- _YOUR GOAL_:
Identify each line in the records below that contains the word "Ctrl", and copy it.

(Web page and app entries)
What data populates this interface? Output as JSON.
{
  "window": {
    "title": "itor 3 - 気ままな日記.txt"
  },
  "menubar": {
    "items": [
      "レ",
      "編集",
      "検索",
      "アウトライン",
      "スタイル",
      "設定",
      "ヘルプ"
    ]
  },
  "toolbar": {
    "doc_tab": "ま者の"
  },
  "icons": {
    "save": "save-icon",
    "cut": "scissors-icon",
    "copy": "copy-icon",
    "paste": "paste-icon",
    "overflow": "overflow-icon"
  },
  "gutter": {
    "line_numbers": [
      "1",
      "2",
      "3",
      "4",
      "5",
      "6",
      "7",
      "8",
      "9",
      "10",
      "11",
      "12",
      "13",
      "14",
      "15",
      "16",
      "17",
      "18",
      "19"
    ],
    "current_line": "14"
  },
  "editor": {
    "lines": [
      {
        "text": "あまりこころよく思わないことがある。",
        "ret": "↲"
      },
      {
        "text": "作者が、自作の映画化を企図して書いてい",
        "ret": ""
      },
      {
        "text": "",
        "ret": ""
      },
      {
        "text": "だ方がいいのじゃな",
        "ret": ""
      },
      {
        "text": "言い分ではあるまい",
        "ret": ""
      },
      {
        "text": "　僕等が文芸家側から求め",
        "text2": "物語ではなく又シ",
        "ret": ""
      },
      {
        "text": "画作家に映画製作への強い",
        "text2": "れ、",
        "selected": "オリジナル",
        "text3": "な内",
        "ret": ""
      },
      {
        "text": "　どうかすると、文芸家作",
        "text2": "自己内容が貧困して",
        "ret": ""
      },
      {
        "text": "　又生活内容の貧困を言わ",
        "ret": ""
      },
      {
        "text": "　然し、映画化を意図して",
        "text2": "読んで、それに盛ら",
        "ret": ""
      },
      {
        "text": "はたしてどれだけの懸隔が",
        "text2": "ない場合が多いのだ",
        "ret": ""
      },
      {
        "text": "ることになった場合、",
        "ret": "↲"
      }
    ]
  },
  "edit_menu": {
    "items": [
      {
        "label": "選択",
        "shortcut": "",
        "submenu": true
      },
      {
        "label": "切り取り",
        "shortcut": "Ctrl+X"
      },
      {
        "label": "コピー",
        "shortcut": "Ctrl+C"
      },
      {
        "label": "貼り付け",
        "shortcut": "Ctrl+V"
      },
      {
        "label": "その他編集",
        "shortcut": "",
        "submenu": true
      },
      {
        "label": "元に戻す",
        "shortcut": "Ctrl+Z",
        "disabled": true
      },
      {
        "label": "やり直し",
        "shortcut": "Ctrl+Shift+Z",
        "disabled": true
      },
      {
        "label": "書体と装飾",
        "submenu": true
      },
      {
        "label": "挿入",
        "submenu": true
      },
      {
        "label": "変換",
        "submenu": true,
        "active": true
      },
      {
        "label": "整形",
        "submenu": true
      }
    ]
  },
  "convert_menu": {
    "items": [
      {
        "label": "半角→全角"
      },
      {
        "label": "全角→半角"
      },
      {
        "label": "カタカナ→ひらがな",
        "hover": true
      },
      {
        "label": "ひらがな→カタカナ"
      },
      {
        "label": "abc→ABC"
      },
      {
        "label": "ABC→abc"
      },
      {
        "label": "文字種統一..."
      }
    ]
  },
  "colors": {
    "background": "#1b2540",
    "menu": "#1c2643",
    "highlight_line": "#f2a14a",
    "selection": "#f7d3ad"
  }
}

- _TASK OUTPUT_:
        "shortcut": "Ctrl+X"
        "shortcut": "Ctrl+C"
        "shortcut": "Ctrl+V"
        "shortcut": "Ctrl+Z",
        "shortcut": "Ctrl+Shift+Z",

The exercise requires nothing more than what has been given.